A textile calendar is a machine, not something you hang on the wall that tells you the date for Thanksgiving. A calendar consists of one or more sets of heavy rolls that can be pressed together with tremendous pressure. Usually one or both of the rolls can be heated and one of the rolls may be engraved with a pattern. Sometimes both rolls are steel but often one of the rolls is covered with nylon or compressed cotton. Calenders can be use for:
- Melting fibers under pressure—often called thermal bonding
- Embossing fabric—putting a special pattern on the fabric
- Reducing the thickness of fabric
Calenders are used in nonwovens to thermally bond carded thermoplastic fibers like polypropylene and polyester. They are also used to thermally bond continuous fibers produced by hot melt spinning of polyester and polypropylene. This is call spunbond or spunlaid.
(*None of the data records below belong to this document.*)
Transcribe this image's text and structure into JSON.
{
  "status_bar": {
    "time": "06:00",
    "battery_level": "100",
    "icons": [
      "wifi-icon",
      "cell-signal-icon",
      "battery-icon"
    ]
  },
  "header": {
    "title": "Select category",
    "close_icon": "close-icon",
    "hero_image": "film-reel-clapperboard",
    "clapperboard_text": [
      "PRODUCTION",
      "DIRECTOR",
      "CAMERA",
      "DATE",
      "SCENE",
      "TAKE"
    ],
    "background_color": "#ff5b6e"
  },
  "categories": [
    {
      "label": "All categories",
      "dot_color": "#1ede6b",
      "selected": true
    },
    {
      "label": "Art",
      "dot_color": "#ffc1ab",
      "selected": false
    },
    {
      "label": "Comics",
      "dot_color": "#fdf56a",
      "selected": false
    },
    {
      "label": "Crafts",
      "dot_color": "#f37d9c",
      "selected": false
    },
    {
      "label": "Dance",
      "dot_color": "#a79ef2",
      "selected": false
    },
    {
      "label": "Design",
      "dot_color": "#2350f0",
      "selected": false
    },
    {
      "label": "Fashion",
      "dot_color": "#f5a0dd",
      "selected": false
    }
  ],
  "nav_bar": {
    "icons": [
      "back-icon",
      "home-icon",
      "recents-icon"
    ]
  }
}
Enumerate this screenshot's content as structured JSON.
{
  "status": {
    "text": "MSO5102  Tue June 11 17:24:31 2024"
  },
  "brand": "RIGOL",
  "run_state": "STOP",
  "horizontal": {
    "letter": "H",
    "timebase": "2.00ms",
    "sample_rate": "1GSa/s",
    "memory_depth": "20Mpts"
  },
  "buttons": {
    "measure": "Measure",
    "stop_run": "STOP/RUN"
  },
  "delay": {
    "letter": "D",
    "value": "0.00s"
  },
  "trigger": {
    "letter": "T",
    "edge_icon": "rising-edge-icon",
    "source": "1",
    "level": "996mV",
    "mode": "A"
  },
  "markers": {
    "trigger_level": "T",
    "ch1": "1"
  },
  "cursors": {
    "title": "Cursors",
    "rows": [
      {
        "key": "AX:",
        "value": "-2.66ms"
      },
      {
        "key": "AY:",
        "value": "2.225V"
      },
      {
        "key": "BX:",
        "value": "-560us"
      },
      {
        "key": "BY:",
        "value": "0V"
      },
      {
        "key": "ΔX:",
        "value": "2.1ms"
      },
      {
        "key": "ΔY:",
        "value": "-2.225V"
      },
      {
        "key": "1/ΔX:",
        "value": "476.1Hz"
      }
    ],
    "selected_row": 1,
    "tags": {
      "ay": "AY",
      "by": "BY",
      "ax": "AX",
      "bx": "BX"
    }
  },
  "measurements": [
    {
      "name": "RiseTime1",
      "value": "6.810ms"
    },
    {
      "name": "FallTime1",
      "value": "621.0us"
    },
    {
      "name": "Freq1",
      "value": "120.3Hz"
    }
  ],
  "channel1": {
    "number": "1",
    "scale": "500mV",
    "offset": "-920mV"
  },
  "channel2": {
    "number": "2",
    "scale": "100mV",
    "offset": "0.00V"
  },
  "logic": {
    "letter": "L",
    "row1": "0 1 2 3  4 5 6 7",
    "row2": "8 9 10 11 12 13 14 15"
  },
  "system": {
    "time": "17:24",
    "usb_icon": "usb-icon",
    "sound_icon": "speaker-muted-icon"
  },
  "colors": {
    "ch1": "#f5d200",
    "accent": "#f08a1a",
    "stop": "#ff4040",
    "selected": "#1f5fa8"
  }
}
In the needlepunch industry they give additional strength to the needlepunched fabric and/or impart special surface characteristics such as making the material slick on one side.